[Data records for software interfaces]
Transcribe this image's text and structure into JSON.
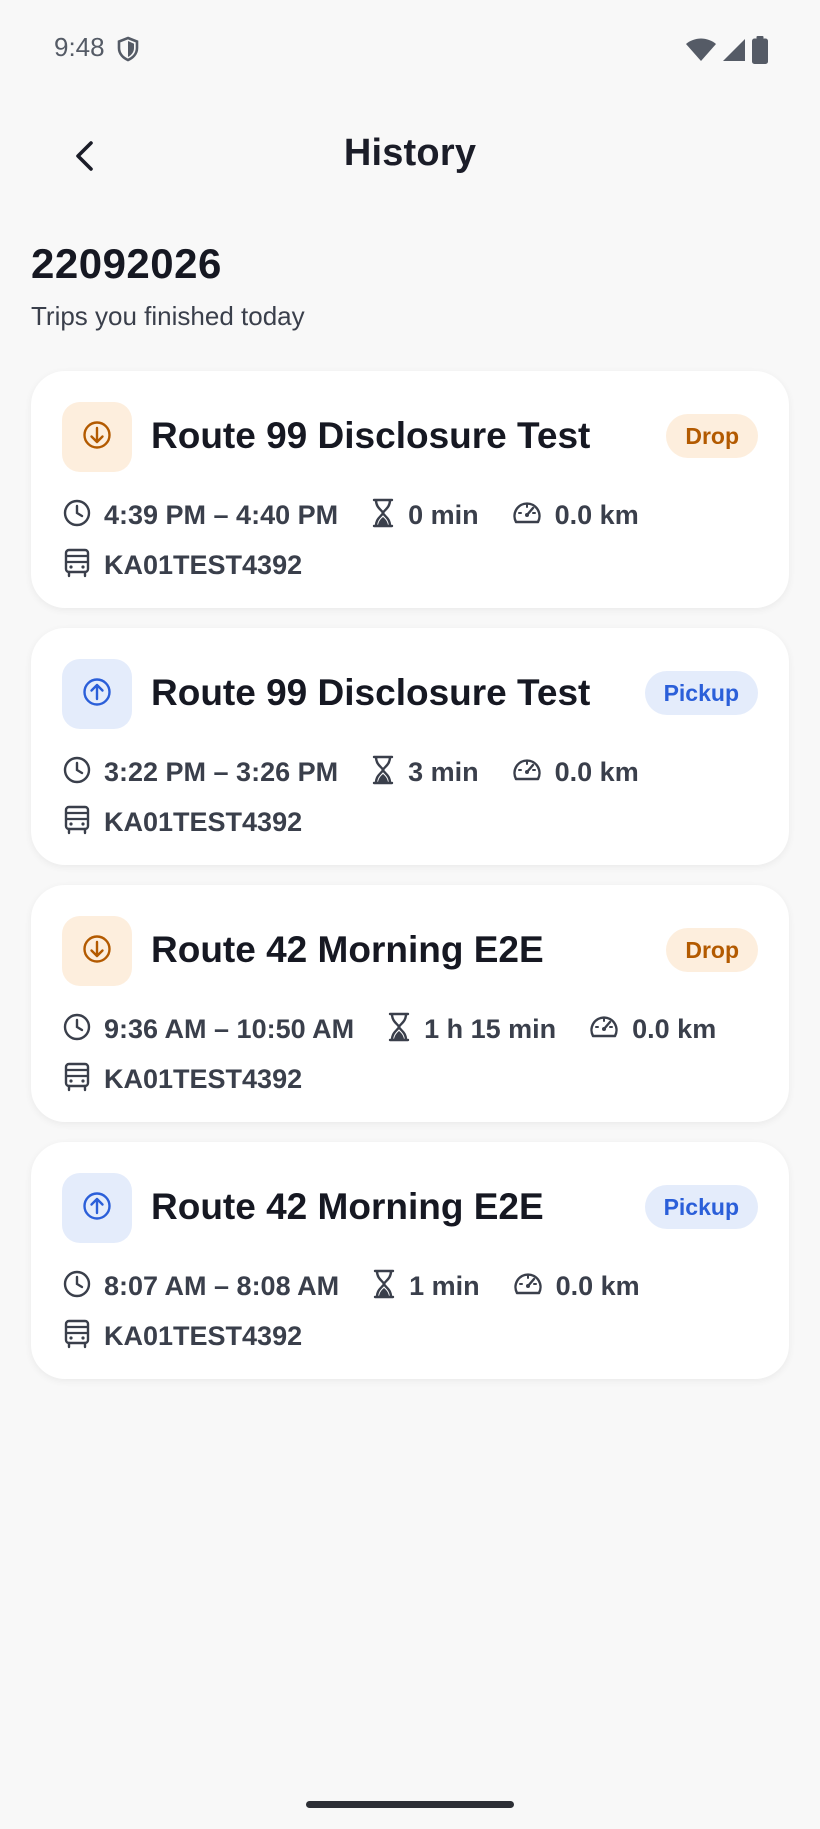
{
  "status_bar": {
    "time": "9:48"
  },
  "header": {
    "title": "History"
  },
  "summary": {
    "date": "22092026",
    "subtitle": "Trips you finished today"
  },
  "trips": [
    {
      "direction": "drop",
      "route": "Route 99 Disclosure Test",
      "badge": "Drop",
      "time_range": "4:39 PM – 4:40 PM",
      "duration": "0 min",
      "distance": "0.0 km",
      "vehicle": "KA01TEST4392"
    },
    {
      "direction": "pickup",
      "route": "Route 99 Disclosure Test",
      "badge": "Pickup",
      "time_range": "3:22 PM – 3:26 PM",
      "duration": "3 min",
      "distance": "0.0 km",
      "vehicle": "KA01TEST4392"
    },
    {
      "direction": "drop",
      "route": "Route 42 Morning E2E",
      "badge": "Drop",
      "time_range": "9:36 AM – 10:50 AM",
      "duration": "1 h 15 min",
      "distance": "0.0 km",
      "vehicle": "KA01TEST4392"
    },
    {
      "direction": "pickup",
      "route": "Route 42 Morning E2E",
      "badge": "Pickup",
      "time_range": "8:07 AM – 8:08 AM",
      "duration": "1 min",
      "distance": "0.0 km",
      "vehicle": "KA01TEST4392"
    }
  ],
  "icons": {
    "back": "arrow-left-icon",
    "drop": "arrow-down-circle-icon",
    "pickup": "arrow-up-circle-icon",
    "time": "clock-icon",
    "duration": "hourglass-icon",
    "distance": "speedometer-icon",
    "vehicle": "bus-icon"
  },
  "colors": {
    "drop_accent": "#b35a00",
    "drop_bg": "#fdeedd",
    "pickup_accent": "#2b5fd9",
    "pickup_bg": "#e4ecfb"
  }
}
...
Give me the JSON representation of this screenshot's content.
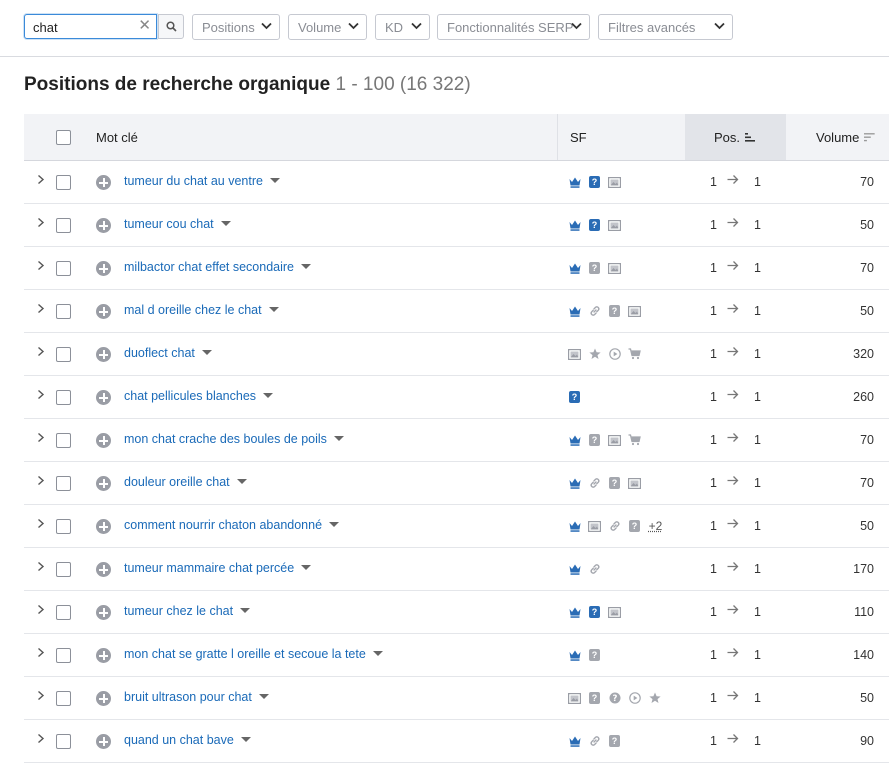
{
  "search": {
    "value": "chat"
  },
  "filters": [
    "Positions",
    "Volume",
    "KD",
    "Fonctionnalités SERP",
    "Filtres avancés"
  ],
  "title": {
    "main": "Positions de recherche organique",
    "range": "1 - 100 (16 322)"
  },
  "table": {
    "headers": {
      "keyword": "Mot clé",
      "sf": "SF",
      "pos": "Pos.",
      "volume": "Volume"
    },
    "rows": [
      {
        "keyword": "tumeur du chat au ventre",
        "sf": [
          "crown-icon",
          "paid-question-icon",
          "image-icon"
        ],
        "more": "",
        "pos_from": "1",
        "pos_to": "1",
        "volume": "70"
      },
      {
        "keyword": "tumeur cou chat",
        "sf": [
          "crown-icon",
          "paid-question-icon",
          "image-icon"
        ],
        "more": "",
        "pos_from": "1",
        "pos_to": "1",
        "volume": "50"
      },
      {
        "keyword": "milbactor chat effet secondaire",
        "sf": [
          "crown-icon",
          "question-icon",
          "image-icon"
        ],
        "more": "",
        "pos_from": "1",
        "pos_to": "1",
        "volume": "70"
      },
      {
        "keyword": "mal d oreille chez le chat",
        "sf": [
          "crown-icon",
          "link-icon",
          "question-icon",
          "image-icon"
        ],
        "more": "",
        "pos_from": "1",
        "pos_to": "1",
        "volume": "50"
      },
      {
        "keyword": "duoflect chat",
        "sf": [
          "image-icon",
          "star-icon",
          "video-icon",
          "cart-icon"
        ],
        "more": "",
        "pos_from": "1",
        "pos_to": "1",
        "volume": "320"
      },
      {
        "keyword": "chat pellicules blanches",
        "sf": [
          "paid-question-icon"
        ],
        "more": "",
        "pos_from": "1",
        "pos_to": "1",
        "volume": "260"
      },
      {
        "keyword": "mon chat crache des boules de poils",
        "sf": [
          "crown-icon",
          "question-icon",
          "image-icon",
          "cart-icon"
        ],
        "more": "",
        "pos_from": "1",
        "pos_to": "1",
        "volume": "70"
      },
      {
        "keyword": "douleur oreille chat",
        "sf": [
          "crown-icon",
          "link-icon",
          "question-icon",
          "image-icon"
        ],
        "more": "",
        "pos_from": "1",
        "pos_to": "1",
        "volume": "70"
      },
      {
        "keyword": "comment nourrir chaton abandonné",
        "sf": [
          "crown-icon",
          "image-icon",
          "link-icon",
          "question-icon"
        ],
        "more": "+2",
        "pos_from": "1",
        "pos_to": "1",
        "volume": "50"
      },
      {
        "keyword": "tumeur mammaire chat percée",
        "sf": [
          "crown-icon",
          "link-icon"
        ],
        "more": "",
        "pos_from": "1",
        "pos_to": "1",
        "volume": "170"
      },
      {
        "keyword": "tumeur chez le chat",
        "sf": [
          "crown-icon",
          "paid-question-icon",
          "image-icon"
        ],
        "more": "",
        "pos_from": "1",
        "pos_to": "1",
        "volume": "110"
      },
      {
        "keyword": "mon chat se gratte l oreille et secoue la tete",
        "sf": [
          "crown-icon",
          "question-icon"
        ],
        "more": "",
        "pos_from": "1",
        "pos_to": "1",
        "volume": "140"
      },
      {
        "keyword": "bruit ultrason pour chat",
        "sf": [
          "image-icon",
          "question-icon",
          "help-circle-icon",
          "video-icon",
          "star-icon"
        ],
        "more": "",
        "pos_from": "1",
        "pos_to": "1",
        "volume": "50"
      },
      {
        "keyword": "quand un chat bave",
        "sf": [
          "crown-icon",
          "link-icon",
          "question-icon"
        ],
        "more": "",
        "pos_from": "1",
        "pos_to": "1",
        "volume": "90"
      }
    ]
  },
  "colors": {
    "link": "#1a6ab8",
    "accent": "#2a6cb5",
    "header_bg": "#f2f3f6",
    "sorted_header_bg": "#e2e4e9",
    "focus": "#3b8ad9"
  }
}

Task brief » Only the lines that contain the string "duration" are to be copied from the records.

Answer box »
      "duration": "0 min",
      "duration": "3 min",
      "duration": "1 h 15 min",
      "duration": "1 min",
    "duration": "hourglass-icon",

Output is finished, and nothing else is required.